there are consumers who do not know the real estate business, how architects work, how to deal with attorneys, why to get your house staged, the importance of branding, a good wine, and who to contact for wart removal...
you ask your friends and associates FIRST if a local professional is needed: doctor, lawyer, dentist, real estate agent, specialty restaurant, accountant, etc. you can hear directly the pros and cons of any referral from someone you Trust.
you will go to the internet SECONDLY when these referrals may not be savory or suit your dilemma or inquiry the best, or if you wish to be private about things. yelp is not reliable, but FB might be helpful.
you tend to search online for those closest to you, correct? so, having a web with localized information is important. do you have a map on your web? do you have a blog that discusses what you do and area attractions? do you have referrals to other businesses that may be of interest to your target market? all things to ponder...
so, this morning, while pondering, burning some time, I recalled an earlier referral after asking for some info on a particular guitar for sale on Craigslist. I was out of the guitar playing business for over 40 years and had a lot of catching up to do. I started buying all sorts of git fiddles here and there (ebay, pawn shops, guitar stores, craigslist, etc.) and took these older ones to Sam Ash (musical instrument store) for refurbishing. the guitar tech there saw me constantly in and out (during the last recession) and recommended this particular guitar that was a 'sleeper'. I bought 15 of these, recorded 30 songs with the exact same model. here is a Tom Petty classic:
is this just me, or do any of you get obsessive when the 'perfect' referral is handed to you??
credible referrals are very important to any business.
1. Google has a rating on the side when a search pulls up a business. If you have great clients who wouldn't mind writing a compliment, DO ask them to do that.
2. Any other industry web that can offer referrals by previous or existing clients is valuable.

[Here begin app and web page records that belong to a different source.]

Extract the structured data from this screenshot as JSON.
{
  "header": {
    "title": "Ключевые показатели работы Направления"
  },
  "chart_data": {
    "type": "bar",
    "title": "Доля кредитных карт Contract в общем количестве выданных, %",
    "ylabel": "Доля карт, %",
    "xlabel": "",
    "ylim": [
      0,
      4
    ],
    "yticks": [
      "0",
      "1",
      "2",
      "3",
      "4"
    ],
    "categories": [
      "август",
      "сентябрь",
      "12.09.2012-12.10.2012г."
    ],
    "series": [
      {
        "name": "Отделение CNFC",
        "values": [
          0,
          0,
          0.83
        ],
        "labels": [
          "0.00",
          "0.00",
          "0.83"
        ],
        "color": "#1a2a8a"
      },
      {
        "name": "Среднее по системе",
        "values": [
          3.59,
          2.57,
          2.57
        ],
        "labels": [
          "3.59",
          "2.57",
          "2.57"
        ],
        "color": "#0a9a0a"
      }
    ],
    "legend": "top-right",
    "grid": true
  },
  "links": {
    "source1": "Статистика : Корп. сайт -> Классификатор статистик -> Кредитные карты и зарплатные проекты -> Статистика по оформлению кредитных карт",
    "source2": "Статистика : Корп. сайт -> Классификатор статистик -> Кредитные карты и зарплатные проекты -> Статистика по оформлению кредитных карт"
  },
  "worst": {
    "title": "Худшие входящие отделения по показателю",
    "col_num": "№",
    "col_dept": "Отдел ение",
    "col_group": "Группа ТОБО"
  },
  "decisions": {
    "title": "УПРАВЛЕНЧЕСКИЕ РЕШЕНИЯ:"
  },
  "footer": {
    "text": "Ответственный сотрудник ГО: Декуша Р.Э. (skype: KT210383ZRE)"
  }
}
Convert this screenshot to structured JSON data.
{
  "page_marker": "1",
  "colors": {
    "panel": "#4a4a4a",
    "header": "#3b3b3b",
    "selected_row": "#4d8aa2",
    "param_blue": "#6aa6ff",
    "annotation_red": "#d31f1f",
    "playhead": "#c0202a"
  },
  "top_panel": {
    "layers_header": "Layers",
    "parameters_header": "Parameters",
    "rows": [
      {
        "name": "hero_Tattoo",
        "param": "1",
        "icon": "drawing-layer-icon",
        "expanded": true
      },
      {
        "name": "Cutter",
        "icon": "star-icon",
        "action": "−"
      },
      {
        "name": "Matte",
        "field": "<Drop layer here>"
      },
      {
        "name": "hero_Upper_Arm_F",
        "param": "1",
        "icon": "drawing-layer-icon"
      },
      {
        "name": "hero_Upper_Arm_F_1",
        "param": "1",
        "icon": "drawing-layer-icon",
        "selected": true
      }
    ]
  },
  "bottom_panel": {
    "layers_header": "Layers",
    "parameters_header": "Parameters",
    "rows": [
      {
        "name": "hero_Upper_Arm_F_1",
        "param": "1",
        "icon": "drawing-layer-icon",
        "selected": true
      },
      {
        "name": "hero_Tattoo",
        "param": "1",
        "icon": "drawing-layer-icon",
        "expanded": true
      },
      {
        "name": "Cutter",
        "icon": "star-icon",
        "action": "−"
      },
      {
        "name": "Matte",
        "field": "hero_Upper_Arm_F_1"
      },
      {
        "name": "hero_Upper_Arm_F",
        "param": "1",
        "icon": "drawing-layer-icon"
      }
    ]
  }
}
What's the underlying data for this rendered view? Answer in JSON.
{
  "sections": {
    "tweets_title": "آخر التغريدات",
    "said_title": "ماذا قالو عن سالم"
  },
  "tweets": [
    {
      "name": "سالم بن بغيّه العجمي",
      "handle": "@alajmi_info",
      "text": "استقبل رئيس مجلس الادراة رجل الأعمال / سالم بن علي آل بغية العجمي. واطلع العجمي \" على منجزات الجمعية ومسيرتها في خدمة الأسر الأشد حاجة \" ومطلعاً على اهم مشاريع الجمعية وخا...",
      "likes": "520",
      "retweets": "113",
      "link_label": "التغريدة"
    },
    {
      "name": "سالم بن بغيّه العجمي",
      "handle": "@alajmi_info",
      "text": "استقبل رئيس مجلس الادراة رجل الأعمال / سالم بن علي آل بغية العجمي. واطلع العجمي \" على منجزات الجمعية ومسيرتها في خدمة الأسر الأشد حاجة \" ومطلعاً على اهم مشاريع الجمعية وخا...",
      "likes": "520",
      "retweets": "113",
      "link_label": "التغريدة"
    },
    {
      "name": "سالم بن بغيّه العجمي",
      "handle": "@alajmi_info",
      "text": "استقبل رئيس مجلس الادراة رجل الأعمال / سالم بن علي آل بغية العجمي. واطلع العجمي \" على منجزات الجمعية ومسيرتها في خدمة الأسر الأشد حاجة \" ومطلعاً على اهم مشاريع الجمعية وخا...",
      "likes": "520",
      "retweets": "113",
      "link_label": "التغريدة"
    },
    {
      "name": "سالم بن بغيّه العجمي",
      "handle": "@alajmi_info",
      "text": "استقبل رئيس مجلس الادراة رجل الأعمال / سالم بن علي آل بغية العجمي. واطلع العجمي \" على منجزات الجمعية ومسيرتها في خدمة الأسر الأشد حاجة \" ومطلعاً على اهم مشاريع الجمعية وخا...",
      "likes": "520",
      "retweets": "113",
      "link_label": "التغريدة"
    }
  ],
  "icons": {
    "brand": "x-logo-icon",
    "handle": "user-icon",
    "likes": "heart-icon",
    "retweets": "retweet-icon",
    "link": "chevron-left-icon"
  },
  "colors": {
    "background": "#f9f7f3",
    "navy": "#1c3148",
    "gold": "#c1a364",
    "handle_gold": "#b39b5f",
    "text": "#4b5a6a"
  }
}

Houzz has a listing of professionals which encourages small writeups by satisfied clients.
3. Video referrals are extremely important. You see these on YouTube, and especially on TV. You can tell when they are 'manufactured' so go for the 'real thing'.
4. Your web can have a page of quotes for referrals and recommendations. Look through your emails and find those that are particularly attractive.
5. Handouts/brochures should have some select quotes from pleased clients. I have developed a series of fliers and mailers that not only show what I can do but have snippets injected.
6. If you can afford to have Arnold Schwarzenegger or Ryan Reynolds plug your service, the benefits are even greater.
7. Putting lists of related professionals on your web can help your SEO. I have found that 'Best' this or that in 'your market area' tends to show up in search results serendipitously...
8. Your sign on someone's property is a form of recommendation. It could be the best you have in 'real time'.
9. A blog where you can show off your expertise is also a form of referral. Very indirect, but simply being online and talking about your sales efforts, local charity events, volunteer work, etc. is a positive referral.
10. Pay for a recommendation. Yes, contact an online influencer. There are companies that can match you best with the product or service you have and a personality online who has an immense following and creates videos describing or demonstrating your product or service. This can be very effective as the audience should be most receptive, a target group of people.
Ron and Alexandra Seigel talk about 'top of mind status'. The simplest way to achieve this is to be seen at industry events, to participate in awards programs, to have effective marketing that keeps your name out in front of people. Mixing in social circles, civic events, clubs and other organizations proves you are a current player and achiever. You want to achieve "word of mouth" expert status. Credible referrals are offered on your behalf when you are perceived as being a top name in your field/niche.